(DATA Opens)
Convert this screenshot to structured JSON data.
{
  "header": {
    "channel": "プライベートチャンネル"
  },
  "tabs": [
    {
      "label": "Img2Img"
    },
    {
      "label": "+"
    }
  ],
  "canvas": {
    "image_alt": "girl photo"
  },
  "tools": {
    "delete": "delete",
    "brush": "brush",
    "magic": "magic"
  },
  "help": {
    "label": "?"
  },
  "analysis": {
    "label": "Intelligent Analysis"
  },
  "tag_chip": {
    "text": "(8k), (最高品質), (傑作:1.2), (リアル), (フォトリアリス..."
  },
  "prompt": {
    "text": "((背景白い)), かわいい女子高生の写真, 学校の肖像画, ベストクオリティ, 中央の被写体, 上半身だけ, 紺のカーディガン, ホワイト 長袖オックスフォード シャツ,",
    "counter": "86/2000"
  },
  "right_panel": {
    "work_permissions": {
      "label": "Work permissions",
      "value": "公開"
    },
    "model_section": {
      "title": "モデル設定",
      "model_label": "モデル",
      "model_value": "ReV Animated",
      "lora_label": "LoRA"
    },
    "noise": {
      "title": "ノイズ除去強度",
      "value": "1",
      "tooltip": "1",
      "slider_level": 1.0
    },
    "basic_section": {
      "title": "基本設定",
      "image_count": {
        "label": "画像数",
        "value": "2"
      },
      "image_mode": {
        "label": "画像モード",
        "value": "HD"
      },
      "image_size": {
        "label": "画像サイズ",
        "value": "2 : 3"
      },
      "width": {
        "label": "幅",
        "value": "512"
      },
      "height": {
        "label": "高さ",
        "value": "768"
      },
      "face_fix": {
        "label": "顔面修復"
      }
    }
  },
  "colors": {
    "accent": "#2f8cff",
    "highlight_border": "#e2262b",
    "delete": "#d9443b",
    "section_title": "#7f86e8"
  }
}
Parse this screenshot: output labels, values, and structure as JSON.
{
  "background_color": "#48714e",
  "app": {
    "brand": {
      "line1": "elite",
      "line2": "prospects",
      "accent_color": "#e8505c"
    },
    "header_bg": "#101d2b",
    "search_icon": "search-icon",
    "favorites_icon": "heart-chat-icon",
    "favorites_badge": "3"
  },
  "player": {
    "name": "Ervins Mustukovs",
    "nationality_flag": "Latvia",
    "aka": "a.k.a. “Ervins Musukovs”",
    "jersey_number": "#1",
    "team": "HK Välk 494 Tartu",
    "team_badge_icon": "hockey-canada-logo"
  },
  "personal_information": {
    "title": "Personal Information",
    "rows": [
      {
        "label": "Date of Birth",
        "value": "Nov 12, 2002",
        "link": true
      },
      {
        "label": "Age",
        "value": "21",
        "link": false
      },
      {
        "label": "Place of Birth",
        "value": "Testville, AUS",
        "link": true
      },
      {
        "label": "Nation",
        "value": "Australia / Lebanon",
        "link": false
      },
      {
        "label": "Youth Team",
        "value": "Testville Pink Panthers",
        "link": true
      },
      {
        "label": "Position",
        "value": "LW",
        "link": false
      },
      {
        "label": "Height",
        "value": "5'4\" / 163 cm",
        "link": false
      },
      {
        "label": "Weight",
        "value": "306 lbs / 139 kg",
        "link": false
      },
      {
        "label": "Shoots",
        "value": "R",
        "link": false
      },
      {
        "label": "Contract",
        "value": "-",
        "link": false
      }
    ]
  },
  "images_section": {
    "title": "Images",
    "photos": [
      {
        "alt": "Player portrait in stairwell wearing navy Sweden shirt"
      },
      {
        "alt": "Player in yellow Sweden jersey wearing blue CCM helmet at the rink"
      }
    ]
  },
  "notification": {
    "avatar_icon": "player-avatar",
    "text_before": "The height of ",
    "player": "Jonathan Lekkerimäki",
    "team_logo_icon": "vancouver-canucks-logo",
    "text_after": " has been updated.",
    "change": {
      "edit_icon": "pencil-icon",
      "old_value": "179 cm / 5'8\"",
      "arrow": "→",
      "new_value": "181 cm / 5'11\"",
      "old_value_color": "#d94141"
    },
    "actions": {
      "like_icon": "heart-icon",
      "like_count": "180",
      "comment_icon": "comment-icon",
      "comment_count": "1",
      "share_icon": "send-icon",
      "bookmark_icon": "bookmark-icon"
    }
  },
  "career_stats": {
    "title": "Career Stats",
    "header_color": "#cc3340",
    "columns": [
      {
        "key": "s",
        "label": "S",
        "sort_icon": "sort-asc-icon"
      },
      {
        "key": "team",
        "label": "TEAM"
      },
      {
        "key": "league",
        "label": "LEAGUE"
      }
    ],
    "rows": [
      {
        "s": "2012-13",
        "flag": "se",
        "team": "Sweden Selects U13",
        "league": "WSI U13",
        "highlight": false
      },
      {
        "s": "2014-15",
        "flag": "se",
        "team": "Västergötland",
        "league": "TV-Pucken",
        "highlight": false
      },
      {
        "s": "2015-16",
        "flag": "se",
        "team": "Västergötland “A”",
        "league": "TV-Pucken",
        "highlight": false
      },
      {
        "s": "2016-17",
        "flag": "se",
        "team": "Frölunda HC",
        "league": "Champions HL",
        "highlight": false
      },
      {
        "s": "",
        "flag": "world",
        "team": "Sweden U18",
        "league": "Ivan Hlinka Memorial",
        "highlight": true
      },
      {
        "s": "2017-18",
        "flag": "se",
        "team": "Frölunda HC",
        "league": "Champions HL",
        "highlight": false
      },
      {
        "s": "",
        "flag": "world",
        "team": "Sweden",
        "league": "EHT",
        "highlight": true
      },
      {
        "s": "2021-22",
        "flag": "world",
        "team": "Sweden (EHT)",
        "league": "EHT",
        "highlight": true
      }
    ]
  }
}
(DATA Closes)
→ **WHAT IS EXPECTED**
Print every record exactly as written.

→ **WRITTEN SOLUTION**
Convert this screenshot to structured JSON data.
{
  "header": {
    "channel": "プライベートチャンネル"
  },
  "tabs": [
    {
      "label": "Img2Img"
    },
    {
      "label": "+"
    }
  ],
  "canvas": {
    "image_alt": "girl photo"
  },
  "tools": {
    "delete": "delete",
    "brush": "brush",
    "magic": "magic"
  },
  "help": {
    "label": "?"
  },
  "analysis": {
    "label": "Intelligent Analysis"
  },
  "tag_chip": {
    "text": "(8k), (最高品質), (傑作:1.2), (リアル), (フォトリアリス..."
  },
  "prompt": {
    "text": "((背景白い)), かわいい女子高生の写真, 学校の肖像画, ベストクオリティ, 中央の被写体, 上半身だけ, 紺のカーディガン, ホワイト 長袖オックスフォード シャツ,",
    "counter": "86/2000"
  },
  "right_panel": {
    "work_permissions": {
      "label": "Work permissions",
      "value": "公開"
    },
    "model_section": {
      "title": "モデル設定",
      "model_label": "モデル",
      "model_value": "ReV Animated",
      "lora_label": "LoRA"
    },
    "noise": {
      "title": "ノイズ除去強度",
      "value": "1",
      "tooltip": "1",
      "slider_level": 1.0
    },
    "basic_section": {
      "title": "基本設定",
      "image_count": {
        "label": "画像数",
        "value": "2"
      },
      "image_mode": {
        "label": "画像モード",
        "value": "HD"
      },
      "image_size": {
        "label": "画像サイズ",
        "value": "2 : 3"
      },
      "width": {
        "label": "幅",
        "value": "512"
      },
      "height": {
        "label": "高さ",
        "value": "768"
      },
      "face_fix": {
        "label": "顔面修復"
      }
    }
  },
  "colors": {
    "accent": "#2f8cff",
    "highlight_border": "#e2262b",
    "delete": "#d9443b",
    "section_title": "#7f86e8"
  }
}
Parse this screenshot: output labels, values, and structure as JSON.
{
  "background_color": "#48714e",
  "app": {
    "brand": {
      "line1": "elite",
      "line2": "prospects",
      "accent_color": "#e8505c"
    },
    "header_bg": "#101d2b",
    "search_icon": "search-icon",
    "favorites_icon": "heart-chat-icon",
    "favorites_badge": "3"
  },
  "player": {
    "name": "Ervins Mustukovs",
    "nationality_flag": "Latvia",
    "aka": "a.k.a. “Ervins Musukovs”",
    "jersey_number": "#1",
    "team": "HK Välk 494 Tartu",
    "team_badge_icon": "hockey-canada-logo"
  },
  "personal_information": {
    "title": "Personal Information",
    "rows": [
      {
        "label": "Date of Birth",
        "value": "Nov 12, 2002",
        "link": true
      },
      {
        "label": "Age",
        "value": "21",
        "link": false
      },
      {
        "label": "Place of Birth",
        "value": "Testville, AUS",
        "link": true
      },
      {
        "label": "Nation",
        "value": "Australia / Lebanon",
        "link": false
      },
      {
        "label": "Youth Team",
        "value": "Testville Pink Panthers",
        "link": true
      },
      {
        "label": "Position",
        "value": "LW",
        "link": false
      },
      {
        "label": "Height",
        "value": "5'4\" / 163 cm",
        "link": false
      },
      {
        "label": "Weight",
        "value": "306 lbs / 139 kg",
        "link": false
      },
      {
        "label": "Shoots",
        "value": "R",
        "link": false
      },
      {
        "label": "Contract",
        "value": "-",
        "link": false
      }
    ]
  },
  "images_section": {
    "title": "Images",
    "photos": [
      {
        "alt": "Player portrait in stairwell wearing navy Sweden shirt"
      },
      {
        "alt": "Player in yellow Sweden jersey wearing blue CCM helmet at the rink"
      }
    ]
  },
  "notification": {
    "avatar_icon": "player-avatar",
    "text_before": "The height of ",
    "player": "Jonathan Lekkerimäki",
    "team_logo_icon": "vancouver-canucks-logo",
    "text_after": " has been updated.",
    "change": {
      "edit_icon": "pencil-icon",
      "old_value": "179 cm / 5'8\"",
      "arrow": "→",
      "new_value": "181 cm / 5'11\"",
      "old_value_color": "#d94141"
    },
    "actions": {
      "like_icon": "heart-icon",
      "like_count": "180",
      "comment_icon": "comment-icon",
      "comment_count": "1",
      "share_icon": "send-icon",
      "bookmark_icon": "bookmark-icon"
    }
  },
  "career_stats": {
    "title": "Career Stats",
    "header_color": "#cc3340",
    "columns": [
      {
        "key": "s",
        "label": "S",
        "sort_icon": "sort-asc-icon"
      },
      {
        "key": "team",
        "label": "TEAM"
      },
      {
        "key": "league",
        "label": "LEAGUE"
      }
    ],
    "rows": [
      {
        "s": "2012-13",
        "flag": "se",
        "team": "Sweden Selects U13",
        "league": "WSI U13",
        "highlight": false
      },
      {
        "s": "2014-15",
        "flag": "se",
        "team": "Västergötland",
        "league": "TV-Pucken",
        "highlight": false
      },
      {
        "s": "2015-16",
        "flag": "se",
        "team": "Västergötland “A”",
        "league": "TV-Pucken",
        "highlight": false
      },
      {
        "s": "2016-17",
        "flag": "se",
        "team": "Frölunda HC",
        "league": "Champions HL",
        "highlight": false
      },
      {
        "s": "",
        "flag": "world",
        "team": "Sweden U18",
        "league": "Ivan Hlinka Memorial",
        "highlight": true
      },
      {
        "s": "2017-18",
        "flag": "se",
        "team": "Frölunda HC",
        "league": "Champions HL",
        "highlight": false
      },
      {
        "s": "",
        "flag": "world",
        "team": "Sweden",
        "league": "EHT",
        "highlight": true
      },
      {
        "s": "2021-22",
        "flag": "world",
        "team": "Sweden (EHT)",
        "league": "EHT",
        "highlight": true
      }
    ]
  }
}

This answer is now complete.